- Hu, Jinxing, Wang, Yalin, Su, Xiaomei, Yu, Chunna, Qin, Zhihui, Wang, Hui, Hashmi, Muhammad Z., Shi, Jiyan, Shen, Chaofeng
- Chemosphere 2016 v.155 pp. 479-487
- bacterial communities, bioavailability, biodegradation, cost effectiveness, hydrophobicity, microorganisms, mixing, polychlorinated biphenyls, remediation, slurries, soil
- Microbial remediation is preferred as a clean and cost-effective method for restoring environments polluted by organics. But the biodegradation rates of hydrophobic organic contaminants (HOCs) are usually extremely restricted by their low bioavailability, especially in soil. Here, a physical method (mechanical mixing) and a chemical method (randomly methylated-β-cyclodextrins, RAMEB) were adopted to improve the bioavailability and biodegradation of polychlorinated biphenyls (PCBs) of an aged soil. The bioavailability of tri-CBs was increased by adding RAMEB in soil/slurry or assisting mechanical mixing in slurry, but these methods had no effects on the bioavailability of tetra-CBs and high chlorinated PCBs (Cl > 4). The degradation rate of tri-CBs could be obviously enhanced by adding RAMEB in soil or assisting mechanical mixing in slurry. The highest removal amount of tri-CBs reached 43.8% in 100 d with a first-order decay kinetics constant of 0.0059 d−1. But the removal of tetra-CBs and high chlorinated PCBs (Cl > 4) were not significant in all mesocosms, possibly due to the lack or weakness of the native degrading microflora.
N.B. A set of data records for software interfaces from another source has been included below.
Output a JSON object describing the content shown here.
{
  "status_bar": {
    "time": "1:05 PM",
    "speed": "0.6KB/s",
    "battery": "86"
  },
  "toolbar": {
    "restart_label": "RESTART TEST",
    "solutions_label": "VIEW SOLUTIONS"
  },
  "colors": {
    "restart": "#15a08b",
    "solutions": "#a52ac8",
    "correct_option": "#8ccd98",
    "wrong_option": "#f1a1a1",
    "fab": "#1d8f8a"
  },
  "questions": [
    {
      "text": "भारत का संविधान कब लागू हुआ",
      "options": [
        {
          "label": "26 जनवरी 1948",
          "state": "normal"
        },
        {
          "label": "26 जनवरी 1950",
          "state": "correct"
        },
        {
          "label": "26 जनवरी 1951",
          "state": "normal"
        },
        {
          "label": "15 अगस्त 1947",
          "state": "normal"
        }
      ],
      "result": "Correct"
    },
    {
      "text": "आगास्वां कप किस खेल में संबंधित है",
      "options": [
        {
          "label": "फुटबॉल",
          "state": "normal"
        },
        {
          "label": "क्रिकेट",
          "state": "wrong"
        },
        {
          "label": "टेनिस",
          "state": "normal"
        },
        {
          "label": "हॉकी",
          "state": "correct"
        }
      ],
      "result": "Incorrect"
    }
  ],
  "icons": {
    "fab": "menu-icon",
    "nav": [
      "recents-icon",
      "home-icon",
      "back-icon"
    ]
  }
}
Based on the analysis of the richness and diversity of bacterial communities, the characteristics of the heatmap and the variation of bphC copy numbers in the soil/slurry mesocosms, it could be inferred that there was no obvious corresponding relationship between the variation of the bacterial communities and the physical/chemical measures.